◆ **WORK REQUIRED**: Output every entry below exactly, without its pictures.

-------- PROVIDED DATA

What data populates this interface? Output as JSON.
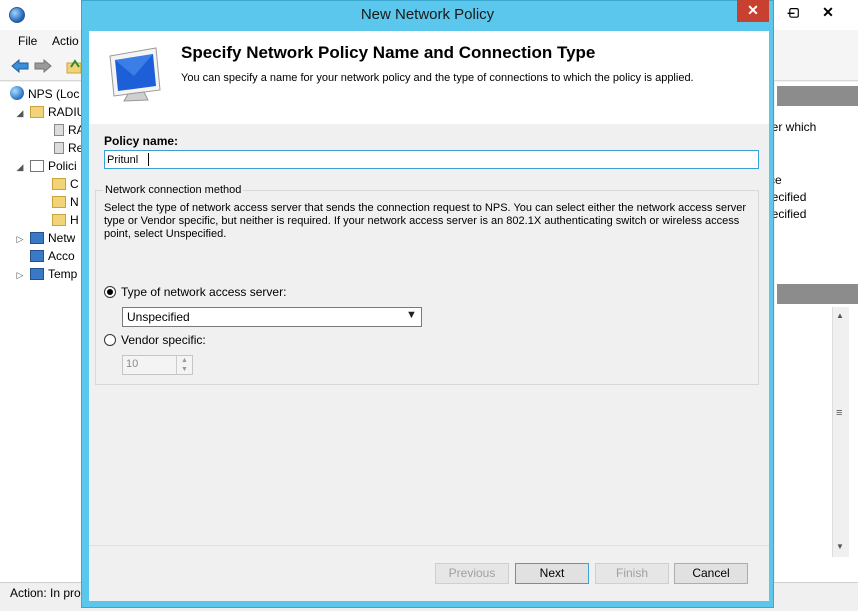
{
  "background_app": {
    "menu": [
      "File",
      "Actio"
    ],
    "tree": [
      {
        "label": "NPS (Loc",
        "icon": "globe"
      },
      {
        "label": "RADIU",
        "icon": "folder"
      },
      {
        "label": "RA",
        "icon": "server"
      },
      {
        "label": "Re",
        "icon": "server"
      },
      {
        "label": "Polici",
        "icon": "doc"
      },
      {
        "label": "C",
        "icon": "folder"
      },
      {
        "label": "N",
        "icon": "folder"
      },
      {
        "label": "H",
        "icon": "folder"
      },
      {
        "label": "Netw",
        "icon": "net"
      },
      {
        "label": "Acco",
        "icon": "net"
      },
      {
        "label": "Temp",
        "icon": "net"
      }
    ],
    "right_pane": {
      "line1": "der which",
      "col_header": "rce",
      "row1": "pecified",
      "row2": "pecified"
    },
    "status": "Action:  In pro"
  },
  "dialog": {
    "title": "New Network Policy",
    "close_glyph": "✕",
    "header_title": "Specify Network Policy Name and Connection Type",
    "header_desc": "You can specify a name for your network policy and the type of connections to which the policy is applied.",
    "policy_name_label": "Policy name:",
    "policy_name_value": "Pritunl",
    "group_title": "Network connection method",
    "group_desc": "Select the type of network access server that sends the connection request to NPS. You can select either the network access server type or Vendor specific, but neither is required.  If your network access server is an 802.1X authenticating switch or wireless access point, select Unspecified.",
    "radio_type_label": "Type of network access server:",
    "type_selected": "Unspecified",
    "radio_vendor_label": "Vendor specific:",
    "vendor_value": "10",
    "buttons": {
      "previous": "Previous",
      "next": "Next",
      "finish": "Finish",
      "cancel": "Cancel"
    }
  },
  "colors": {
    "dialog_frame": "#5bc7ec",
    "close_button": "#c8402f",
    "focus_border": "#3c9fd6"
  }
}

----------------

◆ **SOLUTION FOR THIS PROBLEM**:
What data populates this interface? Output as JSON.
{
  "background_app": {
    "menu": [
      "File",
      "Actio"
    ],
    "tree": [
      {
        "label": "NPS (Loc",
        "icon": "globe"
      },
      {
        "label": "RADIU",
        "icon": "folder"
      },
      {
        "label": "RA",
        "icon": "server"
      },
      {
        "label": "Re",
        "icon": "server"
      },
      {
        "label": "Polici",
        "icon": "doc"
      },
      {
        "label": "C",
        "icon": "folder"
      },
      {
        "label": "N",
        "icon": "folder"
      },
      {
        "label": "H",
        "icon": "folder"
      },
      {
        "label": "Netw",
        "icon": "net"
      },
      {
        "label": "Acco",
        "icon": "net"
      },
      {
        "label": "Temp",
        "icon": "net"
      }
    ],
    "right_pane": {
      "line1": "der which",
      "col_header": "rce",
      "row1": "pecified",
      "row2": "pecified"
    },
    "status": "Action:  In pro"
  },
  "dialog": {
    "title": "New Network Policy",
    "close_glyph": "✕",
    "header_title": "Specify Network Policy Name and Connection Type",
    "header_desc": "You can specify a name for your network policy and the type of connections to which the policy is applied.",
    "policy_name_label": "Policy name:",
    "policy_name_value": "Pritunl",
    "group_title": "Network connection method",
    "group_desc": "Select the type of network access server that sends the connection request to NPS. You can select either the network access server type or Vendor specific, but neither is required.  If your network access server is an 802.1X authenticating switch or wireless access point, select Unspecified.",
    "radio_type_label": "Type of network access server:",
    "type_selected": "Unspecified",
    "radio_vendor_label": "Vendor specific:",
    "vendor_value": "10",
    "buttons": {
      "previous": "Previous",
      "next": "Next",
      "finish": "Finish",
      "cancel": "Cancel"
    }
  },
  "colors": {
    "dialog_frame": "#5bc7ec",
    "close_button": "#c8402f",
    "focus_border": "#3c9fd6"
  }
}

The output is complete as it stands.